[[ Supplied records open ]]

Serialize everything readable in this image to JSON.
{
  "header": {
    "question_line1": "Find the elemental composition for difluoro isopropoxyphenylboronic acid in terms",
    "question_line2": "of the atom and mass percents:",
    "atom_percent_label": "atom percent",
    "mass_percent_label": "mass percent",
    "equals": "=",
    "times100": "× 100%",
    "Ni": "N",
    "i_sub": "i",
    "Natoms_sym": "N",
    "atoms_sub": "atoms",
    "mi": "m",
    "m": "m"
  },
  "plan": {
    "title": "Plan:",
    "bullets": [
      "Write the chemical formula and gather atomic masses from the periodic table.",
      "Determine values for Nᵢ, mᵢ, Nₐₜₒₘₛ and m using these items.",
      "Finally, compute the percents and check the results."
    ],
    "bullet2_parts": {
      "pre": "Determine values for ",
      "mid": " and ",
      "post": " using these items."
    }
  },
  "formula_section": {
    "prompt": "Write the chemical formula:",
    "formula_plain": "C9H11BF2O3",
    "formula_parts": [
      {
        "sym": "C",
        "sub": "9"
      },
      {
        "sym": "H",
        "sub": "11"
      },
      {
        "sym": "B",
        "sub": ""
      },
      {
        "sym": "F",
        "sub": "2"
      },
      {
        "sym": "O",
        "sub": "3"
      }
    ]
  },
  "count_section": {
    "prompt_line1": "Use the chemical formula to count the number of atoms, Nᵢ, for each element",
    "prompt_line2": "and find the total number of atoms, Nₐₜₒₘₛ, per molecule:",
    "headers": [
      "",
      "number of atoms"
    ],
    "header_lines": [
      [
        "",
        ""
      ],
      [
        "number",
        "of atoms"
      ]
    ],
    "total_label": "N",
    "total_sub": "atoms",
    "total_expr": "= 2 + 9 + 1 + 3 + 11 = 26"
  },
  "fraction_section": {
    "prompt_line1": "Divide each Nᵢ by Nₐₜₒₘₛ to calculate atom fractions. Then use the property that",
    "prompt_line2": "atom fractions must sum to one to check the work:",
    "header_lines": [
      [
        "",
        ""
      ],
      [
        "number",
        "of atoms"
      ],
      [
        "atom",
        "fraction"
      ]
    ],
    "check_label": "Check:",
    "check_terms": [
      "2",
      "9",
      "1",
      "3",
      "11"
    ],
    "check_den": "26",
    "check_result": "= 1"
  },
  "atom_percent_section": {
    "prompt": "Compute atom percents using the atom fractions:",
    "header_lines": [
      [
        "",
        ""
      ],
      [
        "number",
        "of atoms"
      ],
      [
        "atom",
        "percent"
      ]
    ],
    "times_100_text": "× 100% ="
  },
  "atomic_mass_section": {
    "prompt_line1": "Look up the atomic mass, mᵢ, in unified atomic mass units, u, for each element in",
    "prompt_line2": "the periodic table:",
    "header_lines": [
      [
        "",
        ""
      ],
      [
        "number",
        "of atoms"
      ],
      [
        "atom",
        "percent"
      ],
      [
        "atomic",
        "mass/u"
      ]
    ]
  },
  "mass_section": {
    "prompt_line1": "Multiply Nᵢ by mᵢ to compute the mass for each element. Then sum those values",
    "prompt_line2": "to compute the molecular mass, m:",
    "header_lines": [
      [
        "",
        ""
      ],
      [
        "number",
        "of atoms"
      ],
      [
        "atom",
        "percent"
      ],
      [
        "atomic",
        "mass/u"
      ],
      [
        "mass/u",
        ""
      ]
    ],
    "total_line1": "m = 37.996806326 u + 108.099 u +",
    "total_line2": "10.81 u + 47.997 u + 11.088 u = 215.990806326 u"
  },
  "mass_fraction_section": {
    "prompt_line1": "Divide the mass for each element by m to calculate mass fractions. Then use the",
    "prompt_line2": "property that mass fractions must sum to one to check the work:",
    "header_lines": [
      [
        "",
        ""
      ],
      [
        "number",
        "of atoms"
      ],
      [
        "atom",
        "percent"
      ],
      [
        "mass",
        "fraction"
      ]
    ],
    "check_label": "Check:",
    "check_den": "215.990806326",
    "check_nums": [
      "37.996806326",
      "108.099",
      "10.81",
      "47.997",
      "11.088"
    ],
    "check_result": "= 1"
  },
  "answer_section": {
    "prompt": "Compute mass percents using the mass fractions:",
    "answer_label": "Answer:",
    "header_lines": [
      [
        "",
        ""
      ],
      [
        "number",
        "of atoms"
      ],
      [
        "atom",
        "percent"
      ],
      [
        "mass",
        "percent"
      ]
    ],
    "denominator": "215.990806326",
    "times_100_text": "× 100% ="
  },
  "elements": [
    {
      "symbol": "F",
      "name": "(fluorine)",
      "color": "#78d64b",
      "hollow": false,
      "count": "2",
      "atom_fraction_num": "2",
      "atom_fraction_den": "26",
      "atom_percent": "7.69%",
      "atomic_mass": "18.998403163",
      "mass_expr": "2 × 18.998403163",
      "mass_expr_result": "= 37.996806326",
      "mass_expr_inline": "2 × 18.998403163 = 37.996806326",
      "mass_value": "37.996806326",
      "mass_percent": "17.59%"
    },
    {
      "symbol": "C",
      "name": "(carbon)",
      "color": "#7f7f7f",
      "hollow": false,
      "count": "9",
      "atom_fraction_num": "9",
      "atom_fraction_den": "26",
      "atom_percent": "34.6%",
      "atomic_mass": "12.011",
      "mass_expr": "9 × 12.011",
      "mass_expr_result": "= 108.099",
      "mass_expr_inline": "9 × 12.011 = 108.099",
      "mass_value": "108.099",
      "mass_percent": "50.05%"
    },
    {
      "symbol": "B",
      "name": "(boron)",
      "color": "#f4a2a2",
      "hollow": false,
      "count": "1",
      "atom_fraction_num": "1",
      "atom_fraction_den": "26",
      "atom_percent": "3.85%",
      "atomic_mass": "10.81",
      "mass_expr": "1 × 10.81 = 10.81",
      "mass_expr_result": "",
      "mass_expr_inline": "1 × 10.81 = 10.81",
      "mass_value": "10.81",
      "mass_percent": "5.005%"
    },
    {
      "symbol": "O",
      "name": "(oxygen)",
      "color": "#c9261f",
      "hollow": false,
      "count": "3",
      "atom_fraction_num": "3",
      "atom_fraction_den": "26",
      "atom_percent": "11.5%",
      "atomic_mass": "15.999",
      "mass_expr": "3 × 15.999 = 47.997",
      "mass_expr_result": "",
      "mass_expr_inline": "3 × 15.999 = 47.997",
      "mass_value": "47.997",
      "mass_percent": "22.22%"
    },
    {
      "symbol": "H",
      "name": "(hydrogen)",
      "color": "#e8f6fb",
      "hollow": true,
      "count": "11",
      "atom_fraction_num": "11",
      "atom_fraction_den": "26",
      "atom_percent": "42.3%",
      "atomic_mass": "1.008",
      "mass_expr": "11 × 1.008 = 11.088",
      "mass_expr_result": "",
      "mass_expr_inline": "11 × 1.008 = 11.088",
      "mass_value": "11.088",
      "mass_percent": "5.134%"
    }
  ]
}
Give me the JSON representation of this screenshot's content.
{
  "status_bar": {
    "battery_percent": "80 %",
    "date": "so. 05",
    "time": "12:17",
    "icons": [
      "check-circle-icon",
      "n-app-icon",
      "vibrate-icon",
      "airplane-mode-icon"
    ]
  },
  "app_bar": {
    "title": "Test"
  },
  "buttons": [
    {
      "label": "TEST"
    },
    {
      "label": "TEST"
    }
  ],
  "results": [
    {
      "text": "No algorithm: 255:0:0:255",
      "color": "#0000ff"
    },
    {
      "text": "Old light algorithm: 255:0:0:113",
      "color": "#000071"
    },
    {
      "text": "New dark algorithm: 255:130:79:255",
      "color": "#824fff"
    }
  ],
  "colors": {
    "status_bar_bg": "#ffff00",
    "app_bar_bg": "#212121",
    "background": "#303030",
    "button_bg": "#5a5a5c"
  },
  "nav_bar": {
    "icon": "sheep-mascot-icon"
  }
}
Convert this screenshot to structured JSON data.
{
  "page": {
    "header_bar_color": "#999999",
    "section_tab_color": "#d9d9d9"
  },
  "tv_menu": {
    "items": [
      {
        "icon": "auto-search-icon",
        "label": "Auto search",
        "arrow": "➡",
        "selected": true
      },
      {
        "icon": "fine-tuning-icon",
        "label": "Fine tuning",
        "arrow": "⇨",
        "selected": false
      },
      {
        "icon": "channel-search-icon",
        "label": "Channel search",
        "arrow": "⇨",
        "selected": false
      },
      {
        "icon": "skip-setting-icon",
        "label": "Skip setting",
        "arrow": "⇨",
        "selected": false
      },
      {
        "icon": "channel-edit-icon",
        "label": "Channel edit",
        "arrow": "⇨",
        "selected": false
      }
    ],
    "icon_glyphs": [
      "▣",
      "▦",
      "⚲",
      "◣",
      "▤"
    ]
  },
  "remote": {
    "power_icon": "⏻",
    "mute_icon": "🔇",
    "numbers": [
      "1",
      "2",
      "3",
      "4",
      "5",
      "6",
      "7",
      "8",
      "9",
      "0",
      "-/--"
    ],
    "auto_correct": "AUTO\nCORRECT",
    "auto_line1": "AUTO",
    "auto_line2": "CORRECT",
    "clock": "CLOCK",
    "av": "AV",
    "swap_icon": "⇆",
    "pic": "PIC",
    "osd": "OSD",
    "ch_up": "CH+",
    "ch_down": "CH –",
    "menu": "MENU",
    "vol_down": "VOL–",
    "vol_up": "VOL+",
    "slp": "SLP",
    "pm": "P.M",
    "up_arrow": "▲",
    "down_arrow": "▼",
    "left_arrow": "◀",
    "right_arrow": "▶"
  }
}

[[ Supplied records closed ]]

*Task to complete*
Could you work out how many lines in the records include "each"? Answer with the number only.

*Exercise response*
5